In the early development of Christianity rational medical practice practically disappeared as the old Judaic concept of disease as being equated with a kind of sin was promoted. The corollary was that the only possible cure was through Grace, the unpredictable intervention of God. This interpretation of cause and cure of disease was expounded in detail by Pope Gregory. (Ref. 125)

INTERNATIONAL JEWRY

From this century on the Jews became particularly identified with international and regional trade. The reasons for this included the widespread dispersion of these people in both Islam and Christian Europe, with group solidarity, linguistic communication and a uniform commercial law, based on the Talmud. (Ref. 8)

Forward to A.D. 601 to 700

Footnotes

  1. This is the "4th father of the Church" mentioned by Thomas (Ref. 213) as mentioned on page 354

Collection Navigation

Content actions

Download:

Collection as:

PDF | EPUB (?)

What is an EPUB file?

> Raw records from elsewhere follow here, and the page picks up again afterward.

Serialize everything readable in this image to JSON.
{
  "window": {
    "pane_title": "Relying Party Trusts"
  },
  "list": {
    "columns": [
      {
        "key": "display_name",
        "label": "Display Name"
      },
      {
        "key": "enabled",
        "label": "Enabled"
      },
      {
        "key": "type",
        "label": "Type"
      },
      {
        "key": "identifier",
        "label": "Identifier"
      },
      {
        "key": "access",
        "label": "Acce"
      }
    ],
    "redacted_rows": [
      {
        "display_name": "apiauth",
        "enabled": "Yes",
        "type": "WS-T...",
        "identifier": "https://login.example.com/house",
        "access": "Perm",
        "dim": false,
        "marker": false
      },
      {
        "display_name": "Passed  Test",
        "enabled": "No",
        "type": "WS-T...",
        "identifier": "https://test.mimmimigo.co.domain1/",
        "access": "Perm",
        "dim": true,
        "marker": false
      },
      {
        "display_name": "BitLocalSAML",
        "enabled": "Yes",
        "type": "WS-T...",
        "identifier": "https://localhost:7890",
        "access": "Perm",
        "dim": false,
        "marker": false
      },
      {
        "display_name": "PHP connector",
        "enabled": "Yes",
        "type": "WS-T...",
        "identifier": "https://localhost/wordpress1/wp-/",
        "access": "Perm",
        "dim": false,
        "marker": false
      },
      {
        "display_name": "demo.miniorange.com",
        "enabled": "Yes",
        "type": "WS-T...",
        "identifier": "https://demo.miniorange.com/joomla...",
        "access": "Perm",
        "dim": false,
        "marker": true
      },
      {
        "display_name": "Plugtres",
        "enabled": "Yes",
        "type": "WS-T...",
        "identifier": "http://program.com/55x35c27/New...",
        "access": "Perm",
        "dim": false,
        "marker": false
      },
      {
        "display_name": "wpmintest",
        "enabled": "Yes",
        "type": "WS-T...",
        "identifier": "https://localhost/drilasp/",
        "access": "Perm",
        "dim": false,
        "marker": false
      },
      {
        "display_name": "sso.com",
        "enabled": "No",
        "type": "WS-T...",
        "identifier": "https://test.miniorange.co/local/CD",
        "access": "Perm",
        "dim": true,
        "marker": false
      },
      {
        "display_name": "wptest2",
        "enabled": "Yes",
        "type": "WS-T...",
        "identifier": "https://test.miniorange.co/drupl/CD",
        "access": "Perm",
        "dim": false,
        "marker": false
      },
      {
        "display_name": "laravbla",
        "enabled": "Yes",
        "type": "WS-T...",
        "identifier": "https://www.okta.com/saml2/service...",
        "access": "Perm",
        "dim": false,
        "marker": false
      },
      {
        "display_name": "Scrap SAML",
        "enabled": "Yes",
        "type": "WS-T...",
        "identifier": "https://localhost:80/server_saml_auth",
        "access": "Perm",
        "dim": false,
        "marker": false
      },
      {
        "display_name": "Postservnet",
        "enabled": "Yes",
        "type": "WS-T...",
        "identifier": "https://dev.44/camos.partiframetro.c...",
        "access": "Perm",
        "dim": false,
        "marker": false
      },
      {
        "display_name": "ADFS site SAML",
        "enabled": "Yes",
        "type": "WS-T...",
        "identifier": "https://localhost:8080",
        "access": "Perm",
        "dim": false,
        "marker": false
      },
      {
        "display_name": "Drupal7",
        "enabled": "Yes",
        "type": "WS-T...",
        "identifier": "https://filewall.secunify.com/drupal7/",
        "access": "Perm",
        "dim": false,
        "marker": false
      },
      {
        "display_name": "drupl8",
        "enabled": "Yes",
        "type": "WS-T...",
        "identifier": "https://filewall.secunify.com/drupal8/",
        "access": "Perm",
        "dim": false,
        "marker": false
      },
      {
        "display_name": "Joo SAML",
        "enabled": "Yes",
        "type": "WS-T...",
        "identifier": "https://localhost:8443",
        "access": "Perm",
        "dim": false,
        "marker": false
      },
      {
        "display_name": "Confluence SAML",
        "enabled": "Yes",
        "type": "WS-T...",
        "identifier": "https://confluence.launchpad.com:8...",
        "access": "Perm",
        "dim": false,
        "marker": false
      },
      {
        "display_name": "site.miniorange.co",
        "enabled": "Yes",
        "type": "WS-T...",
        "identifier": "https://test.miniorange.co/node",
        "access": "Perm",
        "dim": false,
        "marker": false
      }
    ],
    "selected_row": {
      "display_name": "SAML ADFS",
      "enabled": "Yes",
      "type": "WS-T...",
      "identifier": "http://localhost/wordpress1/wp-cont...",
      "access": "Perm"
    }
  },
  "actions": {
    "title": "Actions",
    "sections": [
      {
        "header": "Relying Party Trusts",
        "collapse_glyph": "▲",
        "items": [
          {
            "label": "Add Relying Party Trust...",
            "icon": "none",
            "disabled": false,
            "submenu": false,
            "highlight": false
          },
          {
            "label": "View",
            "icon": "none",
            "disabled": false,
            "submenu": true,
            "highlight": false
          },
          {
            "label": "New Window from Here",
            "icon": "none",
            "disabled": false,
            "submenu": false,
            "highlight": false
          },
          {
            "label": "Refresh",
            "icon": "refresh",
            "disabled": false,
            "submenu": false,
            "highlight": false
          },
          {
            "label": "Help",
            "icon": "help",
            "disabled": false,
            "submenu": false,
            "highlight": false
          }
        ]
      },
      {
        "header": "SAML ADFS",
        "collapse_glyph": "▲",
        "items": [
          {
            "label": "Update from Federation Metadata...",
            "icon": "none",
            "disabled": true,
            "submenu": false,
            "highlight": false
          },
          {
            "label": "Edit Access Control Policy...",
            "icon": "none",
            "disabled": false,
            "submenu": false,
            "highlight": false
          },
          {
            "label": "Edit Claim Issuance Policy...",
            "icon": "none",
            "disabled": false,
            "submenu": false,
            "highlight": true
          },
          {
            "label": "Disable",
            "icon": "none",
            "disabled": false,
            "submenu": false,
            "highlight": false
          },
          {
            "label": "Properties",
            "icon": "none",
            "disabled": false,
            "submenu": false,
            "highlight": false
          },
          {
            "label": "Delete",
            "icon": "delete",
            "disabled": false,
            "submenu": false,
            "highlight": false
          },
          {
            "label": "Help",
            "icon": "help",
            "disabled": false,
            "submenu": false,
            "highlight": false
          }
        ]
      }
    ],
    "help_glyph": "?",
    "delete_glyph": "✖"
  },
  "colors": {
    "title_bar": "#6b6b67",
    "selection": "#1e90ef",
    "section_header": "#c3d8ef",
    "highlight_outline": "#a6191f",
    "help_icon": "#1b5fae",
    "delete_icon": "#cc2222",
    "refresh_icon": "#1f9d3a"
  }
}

EPUB is an electronic book format that can be read on a variety of mobile devices.

Downloading to a reading device

For detailed instructions on how to download this content's EPUB to your specific device, click the "(?)" link.

| More downloads ...

Module as:

PDF | EPUB (?)

What is an EPUB file?

EPUB is an electronic book format that can be read on a variety of mobile devices.

Downloading to a reading device

For detailed instructions on how to download this content's EPUB to your specific device, click the "(?)" link.

| More downloads ...

Add:

Collection to:

My Favorites (?)

'My Favorites' is a special kind of lens which you can use to bookmark modules and collections. 'My Favorites' can only be seen by you, and collections saved in 'My Favorites' can remember the last module you were on. You need an account to use 'My Favorites'.

| A lens I own (?)

Definition of a lens

Lenses

A lens is a custom view of the content in the repository. You can think of it as a fancy kind of list that will let you see content through the eyes of organizations and people you trust.

What is in a lens?

Lens makers point to materials (modules and collections), creating a guide that includes their own comments and descriptive tags about the content.

Who can create a lens?

Any individual member, a community, or a respected organization.

What are tags? tag icon

Tags are descriptors added by lens makers to help label content, attaching a vocabulary that is meaningful in the context of the lens.

| External bookmarks

Module to:

My Favorites (?)

'My Favorites' is a special kind of lens which you can use to bookmark modules and collections. 'My Favorites' can only be seen by you, and collections saved in 'My Favorites' can remember the last module you were on. You need an account to use 'My Favorites'.

| A lens I own (?)

Definition of a lens

Lenses

A lens is a custom view of the content in the repository. You can think of it as a fancy kind of list that will let you see content through the eyes of organizations and people you trust.

What is in a lens?

Lens makers point to materials (modules and collections), creating a guide that includes their own comments and descriptive tags about the content.

Who can create a lens?

Any individual member, a community, or a respected organization.

What are tags? tag icon

Tags are descriptors added by lens makers to help label content, attaching a vocabulary that is meaningful in the context of the lens.

| External bookmarks